Story written by Jordan Meier.
COLUMBIA — Stefie Sylvanog grew up surrounded by addiction.
Her mother was addicted to K2 and other drugs. Her stepfather was addicted to alcohol. She grew up without a lot of money.
“Addictions around here are easy to come by and hard to break,” said Sylvanog, 29, as she smoked a cigarette outside the women’s shelter where she lives.
Sitting at a picnic table outside St. Francis House, Sylvanog, who uses the name professionally for her photography business, said she is clean now except for the cigarettes, but she used to be addicted to the prescription drug Adderall.
According to the U.S. Department of Health and Human Services, one out of 10 Americans making less than $20,000 a year struggle with addiction. For many, the lack of money correlates to a lack of access to affordable treatment, which can create a barrier to overcoming addiction.
As she lights her fifth cigarette, Sylvanog tells the story of her addiction. When she was younger, doctors had her take extremely high doses of Adderall to control her ADHD. They started out giving her normal doses of the medication, but when her body stopped responding to it, the doctors just kept increasing the dosage. At one point she said she was taking 650 mg of the medication a day. According to the Food and Drug Administration, a normal dose of Adderall for children is 30 mg.
“250 mg in the morning, 150 mg in the afternoon, and 250 at night. You do the math,” she said.
When Sylvanog first tried to get off the medication, she went through major withdrawls and only lasted one week before she was forced by her father and grandparents to start taking it again, she said.
“Do I blame them? Yes. They couldn’t see that I was a child who didn’t need this s— in my system,” she said.
After moving in with her mom, Sylvanog said she continued to struggle with the addiction for years and even overdosed a few times.
“I was crying out for help and people were seeing it, but they didn’t know what to do,” she said.
Sylvanog said the only reason she was eventually able to get the treatment she needed was because she was under 18 and qualified for Medicaid. After signing up for Medicaid, Sylvanog went to a doctor and started getting off the pills. Once she was off Adderall, she went to a Boys and Girls home where she got therapy to work through some of the trauma she had experienced as a child.
“They saved my life,” Sylvanog said of her time at the Boys and Girls home.
If she were to need addiction treatment now, however, she would have a difficult time paying for it. Medicaid primarily covers adults with disabilities and low-income children and their parents in Missouri. She can’t afford private insurance.
Missouri does provide funding for treatment centers statewide, so patients without private insurance can get help. The majority of that funding historically has come from Medicaid.
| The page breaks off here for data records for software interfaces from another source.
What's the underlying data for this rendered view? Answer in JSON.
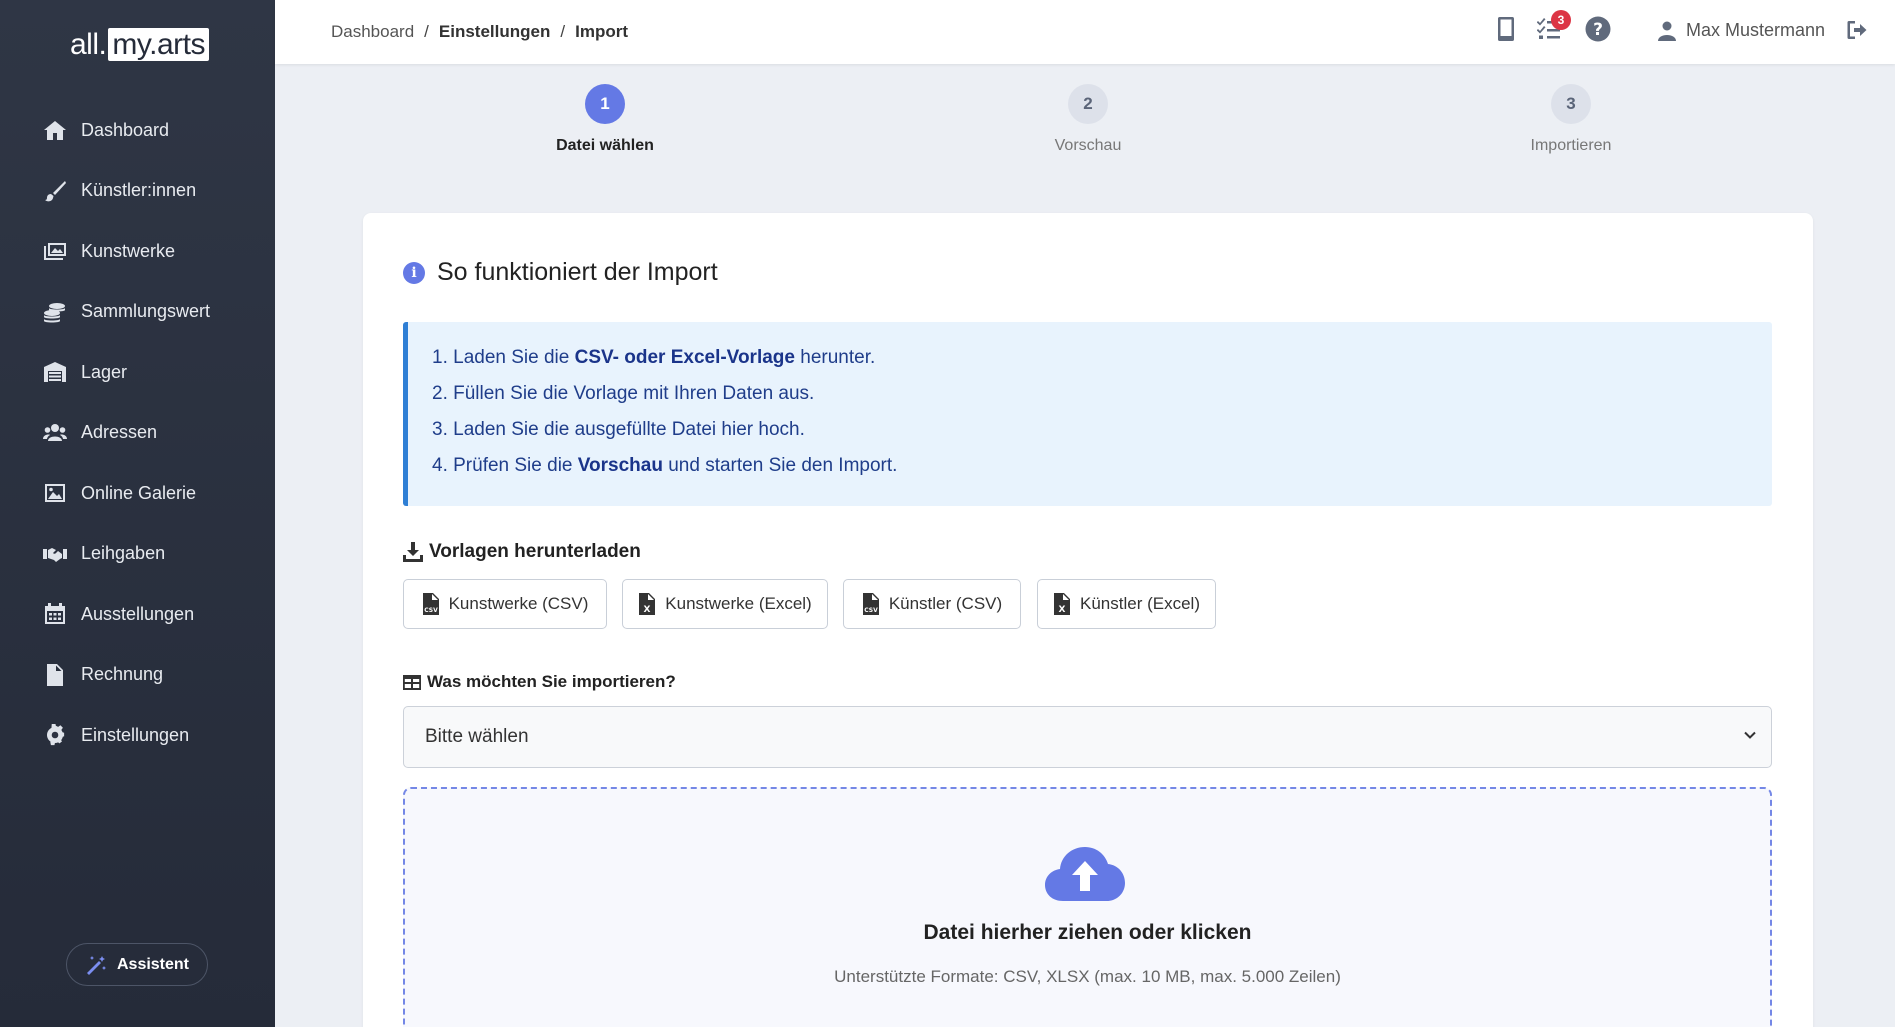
{
  "app": {
    "logo_part1": "all.",
    "logo_part2": "my.arts"
  },
  "sidebar": {
    "items": [
      {
        "label": "Dashboard",
        "icon": "home-icon"
      },
      {
        "label": "Künstler:innen",
        "icon": "brush-icon"
      },
      {
        "label": "Kunstwerke",
        "icon": "images-icon"
      },
      {
        "label": "Sammlungswert",
        "icon": "coins-icon"
      },
      {
        "label": "Lager",
        "icon": "warehouse-icon"
      },
      {
        "label": "Adressen",
        "icon": "users-icon"
      },
      {
        "label": "Online Galerie",
        "icon": "image-icon"
      },
      {
        "label": "Leihgaben",
        "icon": "handshake-icon"
      },
      {
        "label": "Ausstellungen",
        "icon": "calendar-icon"
      },
      {
        "label": "Rechnung",
        "icon": "invoice-icon"
      },
      {
        "label": "Einstellungen",
        "icon": "gear-icon"
      }
    ],
    "assistant_label": "Assistent"
  },
  "header": {
    "breadcrumb": {
      "item1": "Dashboard",
      "item2": "Einstellungen",
      "item3": "Import",
      "separator": "/"
    },
    "task_badge": "3",
    "user_name": "Max Mustermann"
  },
  "steps": [
    {
      "number": "1",
      "label": "Datei wählen",
      "state": "active"
    },
    {
      "number": "2",
      "label": "Vorschau",
      "state": "idle"
    },
    {
      "number": "3",
      "label": "Importieren",
      "state": "idle"
    }
  ],
  "card": {
    "title": "So funktioniert der Import",
    "info_icon_glyph": "i",
    "instructions": {
      "l1_pre": "1. Laden Sie die ",
      "l1_bold": "CSV- oder Excel-Vorlage",
      "l1_post": " herunter.",
      "l2": "2. Füllen Sie die Vorlage mit Ihren Daten aus.",
      "l3": "3. Laden Sie die ausgefüllte Datei hier hoch.",
      "l4_pre": "4. Prüfen Sie die ",
      "l4_bold": "Vorschau",
      "l4_post": " und starten Sie den Import."
    },
    "templates_heading": "Vorlagen herunterladen",
    "template_buttons": [
      {
        "label": "Kunstwerke (CSV)",
        "icon": "file-csv-icon"
      },
      {
        "label": "Kunstwerke (Excel)",
        "icon": "file-excel-icon"
      },
      {
        "label": "Künstler (CSV)",
        "icon": "file-csv-icon"
      },
      {
        "label": "Künstler (Excel)",
        "icon": "file-excel-icon"
      }
    ],
    "import_type_label": "Was möchten Sie importieren?",
    "import_type_selected": "Bitte wählen",
    "dropzone": {
      "title": "Datei hierher ziehen oder klicken",
      "subtitle": "Unterstützte Formate: CSV, XLSX (max. 10 MB, max. 5.000 Zeilen)"
    }
  },
  "colors": {
    "sidebar_bg": "#2a3040",
    "accent": "#6479e5",
    "badge": "#dc3545",
    "info_bg": "#e8f3fd",
    "info_border": "#2f7fd5"
  }
}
However, last year the Missouri Department of Mental Health added a new program called PR+, or Primary Recovery Plus.
“PR+ programs were largely modeled after the CSTAR General Population Programs but do not have some of the services available in CSTAR. It offers a full continuum of services within multiple levels of care to assist individuals without Medicaid coverage,” said Debra Walker from the state’s department of mental health.
Comprehensive Substance Treatment and Rehabilitation (CSTAR) is the state’s Medicaid substance abuse treatment program.
Despite this, experts interviewed for this article as well as those in the state’s department of mental health agreed that treatment is still hard to come by for people without insurance.
“There are usually more individuals needing treatment than treatment providers can serve,” Walker said.
“The services are effective, there just isn’t enough of them,” said Denis McCarthy, a MU psychology professor specializing in alcohol addiction.
To Sylvanog, the solution is simple.
“Make treatment more available to those who need it and want it. That’s the key, people who want it,” she said. “Give people means to end the cycle.”
In Sylvanog’s experience, the closest thing a person without medical insurance gets to treatment is when he or she overdoses on drugs and goes to the hospital. Then the person can get clean and sober for a few days before being sent back out onto the streets.
“(The hospital) gives fare for a cab service and that’s about it. They have 4-5 days of sobriety and then they are back out on the streets doing the same s—,” Sylvanog said.
Americans who make more than $20,000 per year are less likely to be addicted to drugs or alcohol — about 7 percent of people with higher incomes are addicted to drugs compared to the 10 percent of people in the lowest income bracket, according to the U.S. Department of Health and Human Services.
But people aren’t more likely to be addicted simply because they’re poor, Walker said.
“There is a correlation between household income and substance-use disorders. This is a complex relationship and a correlation does not mean that one causes another,” said Walker, adding that transportation can also be a challenge for people who don’t live close to treatment centers.
Even though portions of people in poverty do struggle with addiction, many of them want to get help, they just don’t know how to get it, said Sylvanog.
Central Missouri Community Action is working to solve that problem in Columbia. As part of the community outreach agency’s efforts to alleviate poverty in mid-Missouri, the organization helps people find treatment for addictions if they need it.
“People (in poverty) want more,” said Angela Hirsch, the agency’s community services director. “It’s simply an issue of not knowing how to get there.”